Milner writes, “Borrowings from Shakespeare or Lucian or More can be important and interesting, but they are borrowings from outside the selective tradition of SF, nonetheless.” This is because SF “is a ‘type,’ that is a radical distribution, redistribution and innovation of interest within the novel and short story genres. … [T]hese innovations of interest were focused above all on the practical capacity of sciences to become technologies and that they first occurred only in the early nineteenth century.” (153)

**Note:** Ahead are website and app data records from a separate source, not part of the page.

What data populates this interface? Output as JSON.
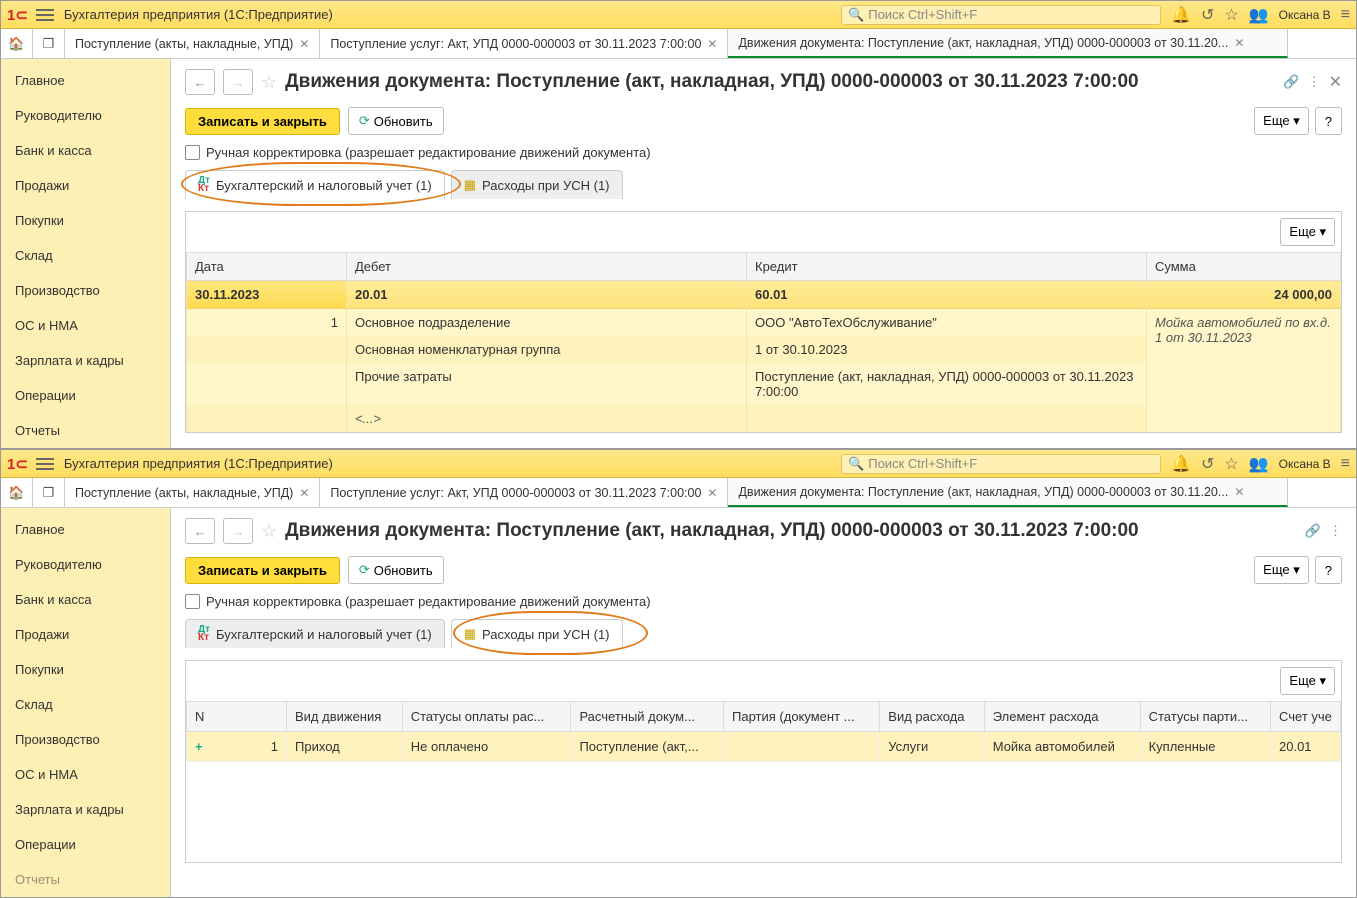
{
  "app": {
    "title": "Бухгалтерия предприятия  (1С:Предприятие)",
    "search_placeholder": "Поиск Ctrl+Shift+F",
    "user": "Оксана В"
  },
  "apptabs": {
    "t1": "Поступление (акты, накладные, УПД)",
    "t2": "Поступление услуг: Акт, УПД 0000-000003 от 30.11.2023 7:00:00",
    "t3": "Движения документа: Поступление (акт, накладная, УПД) 0000-000003 от 30.11.20..."
  },
  "sidebar": {
    "i0": "Главное",
    "i1": "Руководителю",
    "i2": "Банк и касса",
    "i3": "Продажи",
    "i4": "Покупки",
    "i5": "Склад",
    "i6": "Производство",
    "i7": "ОС и НМА",
    "i8": "Зарплата и кадры",
    "i9": "Операции",
    "i10": "Отчеты"
  },
  "doc": {
    "title": "Движения документа: Поступление (акт, накладная, УПД) 0000-000003 от 30.11.2023 7:00:00",
    "save_close": "Записать и закрыть",
    "refresh": "Обновить",
    "more": "Еще",
    "help": "?",
    "manual_edit": "Ручная корректировка (разрешает редактирование движений документа)",
    "tab1": "Бухгалтерский и налоговый учет (1)",
    "tab2": "Расходы при УСН (1)"
  },
  "grid1": {
    "h_date": "Дата",
    "h_debit": "Дебет",
    "h_credit": "Кредит",
    "h_sum": "Сумма",
    "r_date": "30.11.2023",
    "r_debit": "20.01",
    "r_credit": "60.01",
    "r_sum": "24 000,00",
    "r_num": "1",
    "d1_debit": "Основное подразделение",
    "d1_credit": "ООО \"АвтоТехОбслуживание\"",
    "d1_sum": "Мойка автомобилей по вх.д. 1 от 30.11.2023",
    "d2_debit": "Основная номенклатурная группа",
    "d2_credit": "1 от 30.10.2023",
    "d3_debit": "Прочие затраты",
    "d3_credit": "Поступление (акт, накладная, УПД) 0000-000003 от 30.11.2023 7:00:00",
    "d4_debit": "<...>"
  },
  "grid2": {
    "h_n": "N",
    "h_type": "Вид движения",
    "h_pay": "Статусы оплаты рас...",
    "h_calc": "Расчетный докум...",
    "h_party": "Партия (документ ...",
    "h_exp": "Вид расхода",
    "h_elem": "Элемент расхода",
    "h_partst": "Статусы парти...",
    "h_acc": "Счет уче",
    "r_n": "1",
    "r_type": "Приход",
    "r_pay": "Не оплачено",
    "r_calc": "Поступление (акт,...",
    "r_party": "",
    "r_exp": "Услуги",
    "r_elem": "Мойка автомобилей",
    "r_partst": "Купленные",
    "r_acc": "20.01"
  }
}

This is one of the many points at which Milner contradicts himself. He has already established a constructionist definition of SF. By his own definition, the fact that Suvin and Roberts have claimed The Tempest, A True Story, and Utopia to be part of the SF tradition, they gain some small amount of SF-ness. If Milner had set out a binary or a multivalent definition, his argument would hold some weight, but it is defeated by his own desire to be inclusive of elements of the genre which he feels have been unfairly dismissed.
Milner’s definition qualifies Suvin’s and Roberts’s proposals as “transforming the cultural identity of the SF community.” His arguments against them hold no weight under the parameters of his own methodology.
In the end, I would call my experience with Locating Science Fiction more perplexing than anything else.
On the one hand, I find myself awash in some extraordinary insights. I will almost certainly come back to it for its segments on Zamyatin, Huxley, and Orwell, and its exploration of Pierre Bourdieu’s theory of the cultural field, which are among its best portions, and it contains a myriad of minor insights.
However, I cannot help but quote what I find the be the work’s most glaring self-contradiction. “… I certainly do not mean to suggest the kind of relativism that became de rigeur during high postmodernism, only that what Eagleton says of literature in general is also true of SF in particular: ‘There is no such thing as a literary work or tradition which is valuable in itself … “Value” is a transitive term: it means whatever is valued by certain people in specific situations.’” (179) It may not be the relativism of high postmodernism (which, I admit, I am ill-equipped to assess), but Milner proposes relativism enough to seriously undermine any potential coherency of what he means by the term ‘SF.’
As mentioned previously, I’ll be collecting up reviews of Istvan Csicsery-Ronay Jr.’s Seven Beauties of Science Fiction and doing an analysis of those.
Broderick, Damien. 1995. Reading by Starlight: Postmodern Science Fiction. London: Routledge. Milner, Andrew. 2012. Locating Science Fiction. Liverpool University Press.